7 has brought me to this point. The decks have been glued in place
on the upper shear. I used 1 1/4 nails as per plan to attach the
decks to the shear but opted for 1" screws to fasten to the strongback
and support structure. Although the support structure is ridged,
I couldn't bring myself to "pound" nails into it.
After the decks were in place the cabin side cleats were installed. On the aft end I stopped this cleat where the cabin ends and attached another below the deck that runs to the transom. I plan to attach a vertical piece of plywood to this . The plywood will support the aft deck and also serve to hide all the control cables and wires running from the helm to the transom. For now I will not attach it as I want it open for the cable installation. In addition I plan to add an aft deck along the transom. It will be about 3" wide and constructed just like the other decks. But again I plan to leave this open for running the control cables. The steering cable has me spooked as I am really not sure how It will have placed to make the proper bends.
Actually, I now believe I am ready to turn the hull over and work on the bottom side. I think I will line up a few friends this week and see if we can roll her. With enough hands it shouldn't be too bad. In the video they do it with two people but my working space is limited so it will be a little more difficult.
I can't say that I am looking forward to to glassing the bottom. The process doesn't bother me but I don't know how I am going to fair spreading that much epoxy in a short period of time. I haven't mentioned it before but I am allergic to it. I had run into the problem about 15 years ago when building one of the airplanes. I had hoped that maybe time had changed the situation but no luck.
If you don't have a problem with a reaction to the epoxy you are fortunate - but don't abuse it. I wasn't allergic at first but I didn't the the proper precautions. It didn't take long and I was having problems and now 15 years later I am still paying the price.
If you have ever had a bad case of poison ivy you have had a similar experience. It itches like crazy! I wake up at night scratching between my fingers. I also get red blotches on my neck. My worst was when I glassed the inside of the fuel tanks. I spent a couple of hours bent over with the fumes flowing up into my face. Before I was done I had developed large red welts on cheeks and forehead. What a mess!
After that I started trying to have a fan blowing on me when applying epoxy. The hope is that it will somewhat disburse the fumes before they contact me. This helped but it is difficult to keep the fan on me when moving around the hull. I finally broke down and bought a $30 organic respirator. It has helped but I still break out every time I mix and spread epoxy - just not as bad.
This is my current procedure battling the rash - As soon as I walk into the shop I apply a "barrier cream" to to my hands and fore arms whether I plan to mix epoxy or not. If I don't I will inadvertently pick up something that has uncured resin on it.
Next, if I am going to use epoxy I apply more barrier cream to my neck and face. I then put on cotton glove liners* and the nitrile gloves over them.

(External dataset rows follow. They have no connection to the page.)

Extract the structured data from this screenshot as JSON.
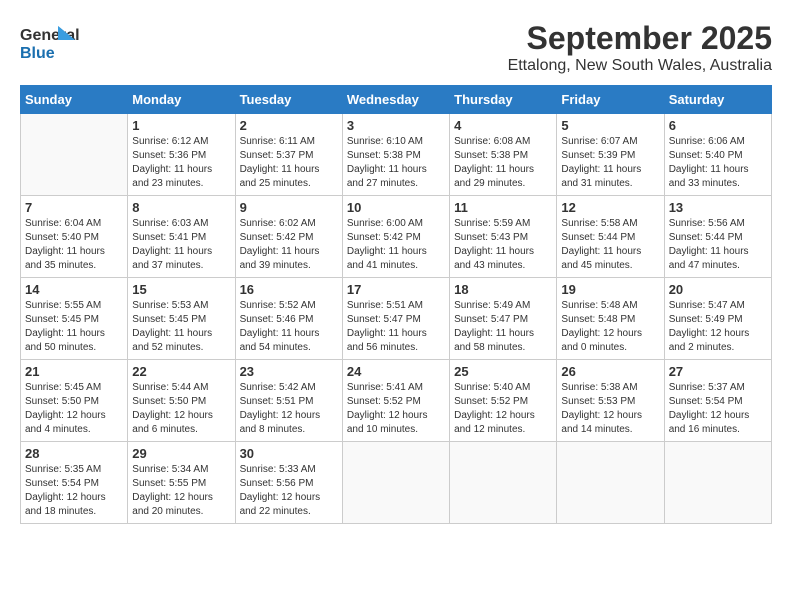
{
  "logo": {
    "line1": "General",
    "line2": "Blue"
  },
  "title": "September 2025",
  "subtitle": "Ettalong, New South Wales, Australia",
  "days_of_week": [
    "Sunday",
    "Monday",
    "Tuesday",
    "Wednesday",
    "Thursday",
    "Friday",
    "Saturday"
  ],
  "weeks": [
    [
      {
        "day": "",
        "info": ""
      },
      {
        "day": "1",
        "info": "Sunrise: 6:12 AM\nSunset: 5:36 PM\nDaylight: 11 hours\nand 23 minutes."
      },
      {
        "day": "2",
        "info": "Sunrise: 6:11 AM\nSunset: 5:37 PM\nDaylight: 11 hours\nand 25 minutes."
      },
      {
        "day": "3",
        "info": "Sunrise: 6:10 AM\nSunset: 5:38 PM\nDaylight: 11 hours\nand 27 minutes."
      },
      {
        "day": "4",
        "info": "Sunrise: 6:08 AM\nSunset: 5:38 PM\nDaylight: 11 hours\nand 29 minutes."
      },
      {
        "day": "5",
        "info": "Sunrise: 6:07 AM\nSunset: 5:39 PM\nDaylight: 11 hours\nand 31 minutes."
      },
      {
        "day": "6",
        "info": "Sunrise: 6:06 AM\nSunset: 5:40 PM\nDaylight: 11 hours\nand 33 minutes."
      }
    ],
    [
      {
        "day": "7",
        "info": "Sunrise: 6:04 AM\nSunset: 5:40 PM\nDaylight: 11 hours\nand 35 minutes."
      },
      {
        "day": "8",
        "info": "Sunrise: 6:03 AM\nSunset: 5:41 PM\nDaylight: 11 hours\nand 37 minutes."
      },
      {
        "day": "9",
        "info": "Sunrise: 6:02 AM\nSunset: 5:42 PM\nDaylight: 11 hours\nand 39 minutes."
      },
      {
        "day": "10",
        "info": "Sunrise: 6:00 AM\nSunset: 5:42 PM\nDaylight: 11 hours\nand 41 minutes."
      },
      {
        "day": "11",
        "info": "Sunrise: 5:59 AM\nSunset: 5:43 PM\nDaylight: 11 hours\nand 43 minutes."
      },
      {
        "day": "12",
        "info": "Sunrise: 5:58 AM\nSunset: 5:44 PM\nDaylight: 11 hours\nand 45 minutes."
      },
      {
        "day": "13",
        "info": "Sunrise: 5:56 AM\nSunset: 5:44 PM\nDaylight: 11 hours\nand 47 minutes."
      }
    ],
    [
      {
        "day": "14",
        "info": "Sunrise: 5:55 AM\nSunset: 5:45 PM\nDaylight: 11 hours\nand 50 minutes."
      },
      {
        "day": "15",
        "info": "Sunrise: 5:53 AM\nSunset: 5:45 PM\nDaylight: 11 hours\nand 52 minutes."
      },
      {
        "day": "16",
        "info": "Sunrise: 5:52 AM\nSunset: 5:46 PM\nDaylight: 11 hours\nand 54 minutes."
      },
      {
        "day": "17",
        "info": "Sunrise: 5:51 AM\nSunset: 5:47 PM\nDaylight: 11 hours\nand 56 minutes."
      },
      {
        "day": "18",
        "info": "Sunrise: 5:49 AM\nSunset: 5:47 PM\nDaylight: 11 hours\nand 58 minutes."
      },
      {
        "day": "19",
        "info": "Sunrise: 5:48 AM\nSunset: 5:48 PM\nDaylight: 12 hours\nand 0 minutes."
      },
      {
        "day": "20",
        "info": "Sunrise: 5:47 AM\nSunset: 5:49 PM\nDaylight: 12 hours\nand 2 minutes."
      }
    ],
    [
      {
        "day": "21",
        "info": "Sunrise: 5:45 AM\nSunset: 5:50 PM\nDaylight: 12 hours\nand 4 minutes."
      },
      {
        "day": "22",
        "info": "Sunrise: 5:44 AM\nSunset: 5:50 PM\nDaylight: 12 hours\nand 6 minutes."
      },
      {
        "day": "23",
        "info": "Sunrise: 5:42 AM\nSunset: 5:51 PM\nDaylight: 12 hours\nand 8 minutes."
      },
      {
        "day": "24",
        "info": "Sunrise: 5:41 AM\nSunset: 5:52 PM\nDaylight: 12 hours\nand 10 minutes."
      },
      {
        "day": "25",
        "info": "Sunrise: 5:40 AM\nSunset: 5:52 PM\nDaylight: 12 hours\nand 12 minutes."
      },
      {
        "day": "26",
        "info": "Sunrise: 5:38 AM\nSunset: 5:53 PM\nDaylight: 12 hours\nand 14 minutes."
      },
      {
        "day": "27",
        "info": "Sunrise: 5:37 AM\nSunset: 5:54 PM\nDaylight: 12 hours\nand 16 minutes."
      }
    ],
    [
      {
        "day": "28",
        "info": "Sunrise: 5:35 AM\nSunset: 5:54 PM\nDaylight: 12 hours\nand 18 minutes."
      },
      {
        "day": "29",
        "info": "Sunrise: 5:34 AM\nSunset: 5:55 PM\nDaylight: 12 hours\nand 20 minutes."
      },
      {
        "day": "30",
        "info": "Sunrise: 5:33 AM\nSunset: 5:56 PM\nDaylight: 12 hours\nand 22 minutes."
      },
      {
        "day": "",
        "info": ""
      },
      {
        "day": "",
        "info": ""
      },
      {
        "day": "",
        "info": ""
      },
      {
        "day": "",
        "info": ""
      }
    ]
  ]
}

What I have found is without the liners my hands will sweat enough to make the barrier cream liquid which then provides little protection. If I hole a glove I am in direct contact with the resin. The cotton liners seem to allow the barrier cream to work as intended and acts as an extra layer of protection.

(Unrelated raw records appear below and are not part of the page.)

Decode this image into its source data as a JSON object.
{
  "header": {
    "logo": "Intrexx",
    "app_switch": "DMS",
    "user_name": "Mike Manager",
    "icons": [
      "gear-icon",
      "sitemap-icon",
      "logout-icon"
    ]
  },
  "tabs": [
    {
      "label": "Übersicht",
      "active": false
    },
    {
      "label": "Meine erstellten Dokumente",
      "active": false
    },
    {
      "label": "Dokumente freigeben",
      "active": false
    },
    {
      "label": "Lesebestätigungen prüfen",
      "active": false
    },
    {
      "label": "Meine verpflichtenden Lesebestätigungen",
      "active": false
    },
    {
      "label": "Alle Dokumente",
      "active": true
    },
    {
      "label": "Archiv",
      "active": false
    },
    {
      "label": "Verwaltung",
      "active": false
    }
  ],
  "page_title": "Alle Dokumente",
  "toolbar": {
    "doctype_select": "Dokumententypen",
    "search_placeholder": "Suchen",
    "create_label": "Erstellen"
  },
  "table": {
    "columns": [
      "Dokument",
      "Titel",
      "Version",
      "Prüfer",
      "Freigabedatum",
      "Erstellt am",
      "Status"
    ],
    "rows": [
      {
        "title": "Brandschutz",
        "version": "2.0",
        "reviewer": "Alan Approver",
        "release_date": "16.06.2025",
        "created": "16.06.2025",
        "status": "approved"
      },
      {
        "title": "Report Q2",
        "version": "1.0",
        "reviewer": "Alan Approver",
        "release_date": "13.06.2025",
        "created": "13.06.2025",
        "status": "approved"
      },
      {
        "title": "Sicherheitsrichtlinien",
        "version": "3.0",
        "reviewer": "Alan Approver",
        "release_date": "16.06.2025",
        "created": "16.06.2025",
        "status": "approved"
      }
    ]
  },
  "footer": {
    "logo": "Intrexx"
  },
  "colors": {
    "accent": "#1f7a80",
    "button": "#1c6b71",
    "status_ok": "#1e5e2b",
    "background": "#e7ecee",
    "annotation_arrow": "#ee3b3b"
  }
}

I then use duct tape to tape my shirt sleeves to the tops of the
gloves and strap the respirator on. It seems to be working for now.
But still there will be a lot of fumes coming off the hull when covering................
Photo # 15 - View of bow with forward deck installed.
Photo #16 - Close-up of forward knee.
I errored here and placed it on the wrong side of the cross support.
It really shouldn't male any diffeence but it is nor according to plans.
* Cotton glove liners were obtained from Wicks Aircraft - $4.95 per 100